Again, when you talk in terms of 'material reality' you have to define what you mean (which is why it is important to have at least a description of what our conceptual framework considers to be real). If you mean that a fire-breathing dragon in your garage is part of 'material reality', then I would think you have a different notion of material things than I have. On the other hand, if you define 'material things' as stuff that you can feel with your hands, then I would think that you consider many materials as not part of the 'material reality'. Herein lies the problem for your view. You want to use the term 'material reality' as if it already has full meaning that is somehow a de facto view of what we all accept of the world as given, but this is simply not the case. Our 'knowledge' of the world is in context of our conceptual framework, including concepts such as 'material reality'. Which is why if we are to come to an understanding of the world, then we must understand our conceptual framework and the 'knowledge' that it is based on.
***In my opinion knowledge happens only when there is something to do the knowing. You might agree, but the difference lies herein: to my view, it is quite possible that reality would exist whether or not anyone were around to know it.***
I agree that reality exists whether we are here or not. The issue for me is how do we define knowledge. If we define knowledge in an ontological sense (e.g., there are facts of the world that are true and those collection of facts is the knowledge of the world), then I think knowlegde mostly exists (with a certain amount of uncertainties due to the UP). On the other hand, if we think of knowledge as what is known by some human, then knowledge is perhaps as you suggest.
***If you really want to label me as an "anti-" something, then just call me an "anti-knowist," though I'm afraid the term 'agnostic' does well enough on its own.***
An agnostic is specific to the issue of theism. Someone who is an agnostic on the truthfulness of scientific theories is an antirealist of scientific theories, on mathematical truth: antirealist on mathematical truth, etc. I'm not sure, but are confusing an antirealist with a solipsist?
***What you seek is "true knowledge," a full account of reality, which therefore cannot exist unless there is some omnipotent "knower." This is your entire argument; it assumes its own conclusion before it even begins.***

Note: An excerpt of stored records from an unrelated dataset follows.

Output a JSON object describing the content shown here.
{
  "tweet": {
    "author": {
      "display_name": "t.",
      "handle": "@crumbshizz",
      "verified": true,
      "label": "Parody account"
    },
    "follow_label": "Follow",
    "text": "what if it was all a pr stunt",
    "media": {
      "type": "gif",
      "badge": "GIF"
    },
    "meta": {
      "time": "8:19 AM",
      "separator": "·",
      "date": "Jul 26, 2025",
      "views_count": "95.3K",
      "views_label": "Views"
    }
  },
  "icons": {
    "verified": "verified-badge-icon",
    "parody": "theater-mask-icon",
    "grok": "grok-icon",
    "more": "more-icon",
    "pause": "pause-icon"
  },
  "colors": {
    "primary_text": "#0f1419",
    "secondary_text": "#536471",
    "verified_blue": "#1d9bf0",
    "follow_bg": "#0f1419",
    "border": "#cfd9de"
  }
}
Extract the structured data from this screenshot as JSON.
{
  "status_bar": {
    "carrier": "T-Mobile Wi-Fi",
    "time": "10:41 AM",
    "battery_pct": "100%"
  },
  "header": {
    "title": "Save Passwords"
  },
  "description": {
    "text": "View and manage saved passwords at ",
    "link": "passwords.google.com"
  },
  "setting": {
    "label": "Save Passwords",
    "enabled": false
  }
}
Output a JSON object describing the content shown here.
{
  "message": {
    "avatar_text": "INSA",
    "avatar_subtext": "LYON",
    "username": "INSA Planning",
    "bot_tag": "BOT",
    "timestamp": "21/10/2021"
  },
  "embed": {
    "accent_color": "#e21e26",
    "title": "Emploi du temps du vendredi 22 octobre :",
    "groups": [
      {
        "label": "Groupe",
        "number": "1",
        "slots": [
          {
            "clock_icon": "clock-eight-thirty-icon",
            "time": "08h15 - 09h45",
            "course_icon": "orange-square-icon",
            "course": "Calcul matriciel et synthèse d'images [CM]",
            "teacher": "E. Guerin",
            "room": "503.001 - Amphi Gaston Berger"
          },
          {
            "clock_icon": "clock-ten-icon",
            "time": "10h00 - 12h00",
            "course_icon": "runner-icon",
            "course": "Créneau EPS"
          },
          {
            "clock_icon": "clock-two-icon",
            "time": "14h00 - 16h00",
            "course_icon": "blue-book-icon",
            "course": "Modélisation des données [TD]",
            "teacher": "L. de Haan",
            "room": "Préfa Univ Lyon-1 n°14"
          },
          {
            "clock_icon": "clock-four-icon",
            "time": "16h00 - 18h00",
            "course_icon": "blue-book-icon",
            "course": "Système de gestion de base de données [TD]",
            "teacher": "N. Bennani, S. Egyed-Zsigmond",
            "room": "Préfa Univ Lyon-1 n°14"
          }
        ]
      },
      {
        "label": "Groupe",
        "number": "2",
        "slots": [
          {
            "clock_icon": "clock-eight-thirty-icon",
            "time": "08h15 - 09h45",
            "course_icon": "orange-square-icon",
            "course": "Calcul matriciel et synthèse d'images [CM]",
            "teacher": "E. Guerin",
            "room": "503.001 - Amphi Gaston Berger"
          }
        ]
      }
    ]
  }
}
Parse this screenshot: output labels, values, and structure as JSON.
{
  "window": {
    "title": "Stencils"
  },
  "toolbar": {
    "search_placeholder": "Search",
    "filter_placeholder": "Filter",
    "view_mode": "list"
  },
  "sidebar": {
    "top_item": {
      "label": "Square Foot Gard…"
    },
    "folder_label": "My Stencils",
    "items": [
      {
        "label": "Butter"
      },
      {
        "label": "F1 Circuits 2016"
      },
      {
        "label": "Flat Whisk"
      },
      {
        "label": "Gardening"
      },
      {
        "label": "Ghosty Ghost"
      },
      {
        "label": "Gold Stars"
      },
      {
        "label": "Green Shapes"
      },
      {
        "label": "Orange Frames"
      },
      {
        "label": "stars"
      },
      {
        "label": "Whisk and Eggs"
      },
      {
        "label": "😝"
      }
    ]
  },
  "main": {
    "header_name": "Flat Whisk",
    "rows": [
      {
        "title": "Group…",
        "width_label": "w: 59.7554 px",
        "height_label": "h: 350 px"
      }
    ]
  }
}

No, this is not my argument. My argument is that whatever approach you take of 'knowledge' this is part of your conceptual framework which is horribly tainted. The only means to 'untaint' your knowledge is to realize that there's nothing you can do about your tainted knowledge and just go on 'as if' you do not posssess tainted knowledge and simply correct your knowledge when you are intellectually required to do so (i.e., to remain intellectually honest). That is, you are not in a position to reject partial accounts of your tainted knowledge since you do not know what is and isn't tainted, and you are not in a position to fully reject all knowledge since you do not want to live in a dark spacestation room the rest of your life, therefore we must board Neurath's ship and rebuild our conceptual scheme one plank at a time.
Since we must make deep assumptions about the nature of the world based on what is meaningful to us, we should maintain this approach consistently throughout our voyage. We only replace a plank when we are intellectually required to do so. We always try to introduce meaningful planks (which, it if works and keeps the ship sailing, we believe are planks of truth). If the meaningful planks do not fit, then we throw that plank overboard (with a little ceremony).
As far as the agnostics, we don't throw them overboard, we just try to make them understand that if we don't try to put meaningful planks in our ship while it is sailing, we will all sink.
Warm regards, Harv